On May 10, 2011, Lauren Stevens, former associate general counsel for GlaxoSmithKline, was acquitted of six criminal charges surrounding allegations of obstruction and providing false answers to an FDA inquiry in violation of 18 U.S.C. 1519.
In November 2010, Stevens was indicted on four counts of making false statements, one count of obstruction of justice, and one count of falsifying and concealing documents related to GlaxoSmithKline’s off-label marketing of the anti-depressant, Wellbutrin. Last month, U.S. District Court Judge Roger Titus dismissed the charges after finding that prosecutors had given inaccurate and incomplete information to the grand jury about Stevens’ key defense--that she depended on the advice of counsel. However, the DOJ re-indicted Stevens after dismissal and the subsequent hearing ensued.
Steven’s case is noteworthy for several reasons. First, it raises concerns with in-house counsel that deal with federal government agencies, including those handling FCPA investigations or answering compliance-related questions from the DOJ, SEC, and FDA. Second, it involved an attorney safe harbor provision housed in federal statutes, which protects attorneys who rely on the advice of outside counsel. Finally, Ms. Stevens was not accused of taking part in the actual underlying wrongdoing, but was still charged in connection with the wrongdoing. This is unusual because “in most off-label drug cases, the government charges senior business executives, not attorneys” according to John Wood, former U.S. Attorney in Missouri.
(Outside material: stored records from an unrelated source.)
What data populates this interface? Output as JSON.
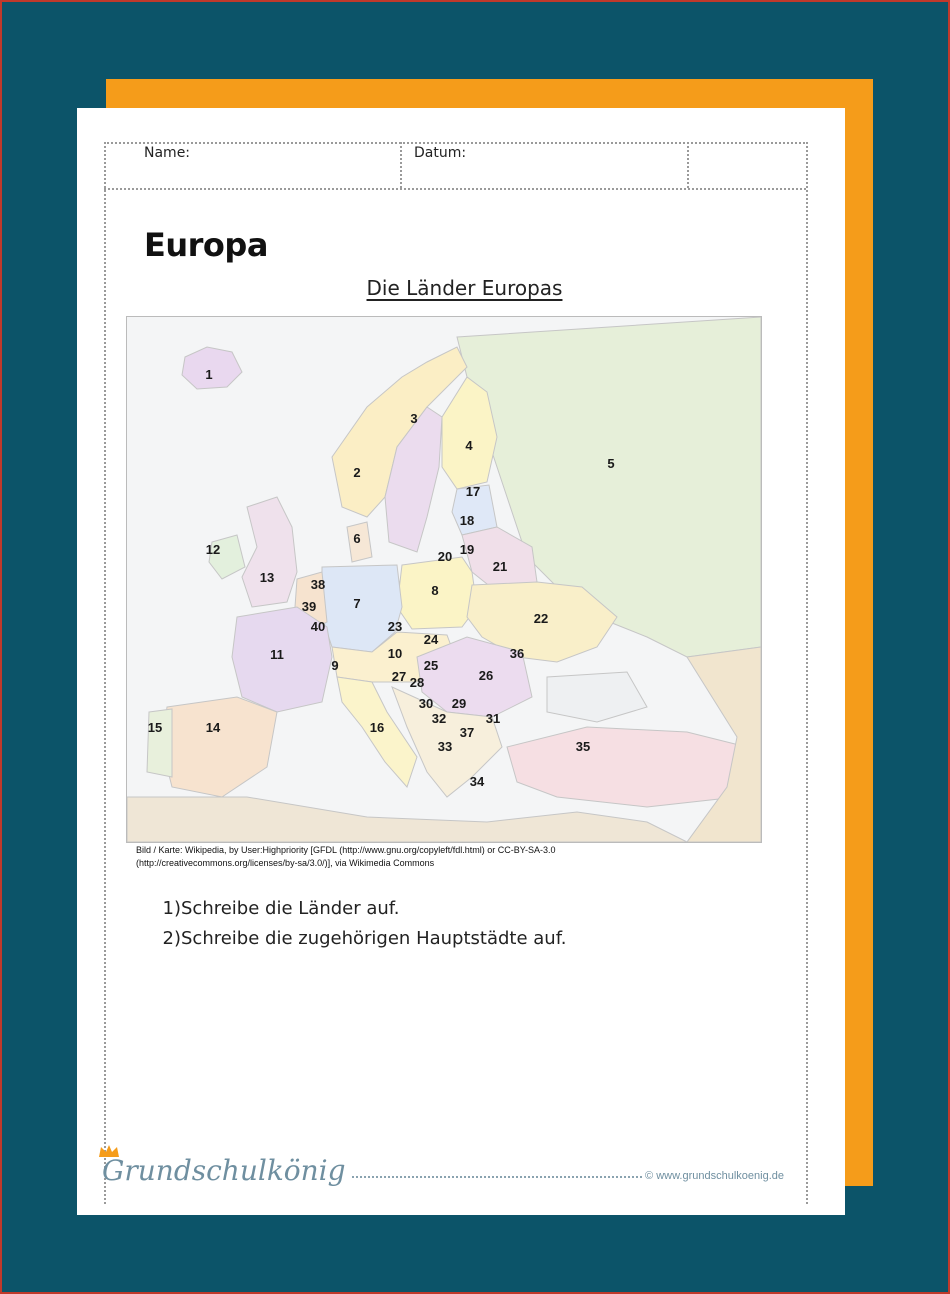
{
  "header": {
    "name_label": "Name:",
    "date_label": "Datum:"
  },
  "title": "Europa",
  "subtitle": "Die Länder Europas",
  "map": {
    "labels": [
      {
        "n": "1"
      },
      {
        "n": "2"
      },
      {
        "n": "3"
      },
      {
        "n": "4"
      },
      {
        "n": "5"
      },
      {
        "n": "6"
      },
      {
        "n": "7"
      },
      {
        "n": "8"
      },
      {
        "n": "9"
      },
      {
        "n": "10"
      },
      {
        "n": "11"
      },
      {
        "n": "12"
      },
      {
        "n": "13"
      },
      {
        "n": "14"
      },
      {
        "n": "15"
      },
      {
        "n": "16"
      },
      {
        "n": "17"
      },
      {
        "n": "18"
      },
      {
        "n": "19"
      },
      {
        "n": "20"
      },
      {
        "n": "21"
      },
      {
        "n": "22"
      },
      {
        "n": "23"
      },
      {
        "n": "24"
      },
      {
        "n": "25"
      },
      {
        "n": "26"
      },
      {
        "n": "27"
      },
      {
        "n": "28"
      },
      {
        "n": "29"
      },
      {
        "n": "30"
      },
      {
        "n": "31"
      },
      {
        "n": "32"
      },
      {
        "n": "33"
      },
      {
        "n": "34"
      },
      {
        "n": "35"
      },
      {
        "n": "36"
      },
      {
        "n": "37"
      },
      {
        "n": "38"
      },
      {
        "n": "39"
      },
      {
        "n": "40"
      }
    ]
  },
  "credit": {
    "line1": "Bild / Karte: Wikipedia, by User:Highpriority [GFDL (http://www.gnu.org/copyleft/fdl.html) or CC-BY-SA-3.0",
    "line2": "(http://creativecommons.org/licenses/by-sa/3.0/)], via Wikimedia Commons"
  },
  "tasks": [
    {
      "num": "1)",
      "text": "Schreibe die Länder auf."
    },
    {
      "num": "2)",
      "text": "Schreibe die zugehörigen Hauptstädte auf."
    }
  ],
  "footer": {
    "brand": "Grundschulkönig",
    "url": "© www.grundschulkoenig.de"
  },
  "colors": {
    "background": "#0c5469",
    "accent_orange": "#f59c1a",
    "brand_blue": "#6f8fa0"
  }
}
Judge Titus’ ruling was equally unusual—in his tenure as a federal judge, he had never granted a directed verdict of acquittal before the defense presented its case—until now. In his opinion, Titus wrote, “I believe that it would be a miscarriage of justice to permit this case to go to the jury. There is an enormous potential for abuse in allowing prosecution of an attorney for the giving of legal advice. I conclude that the defendant in this case should never have been prosecuted and she should be permitted to resume her career.”
In coming to his decision, he stated, “it is clear that [Ms. Stevens’ statements made to the FDA] were made in good faith which would negate the requisite element [of specific intent to commit a crime] required for all six of the crimes charged in this case.” Moreover, “GlaxoSmithKline did not come to Ms. Stevens and say, assist us in committing a crime or fraud. It came to her for assistance in responding to a letter from the FDA.”
Titus said Congress designed the safe-harbor provision to protect an attorney who is zealously representing her client and “that vigorously and zealously representing a client is no a basis for charging an offense [of] obstruction of justice.” Titus concluded that Steven’s responses to the FDA “were in the course of her bona fide legal representation of a client and in good faith reliance of both external and internal lawyers for GlaxoSmithKline...[and] every decision that she made and every letter she wrote was done by a consensus.”
Accordingly, "I conclude on the basis of the record before me," Judge Titus said, "that only with a jaundiced eye and with an inference of guilt that's inconsistent with the presumption of innocence could a reasonable jury ever convict this defendant."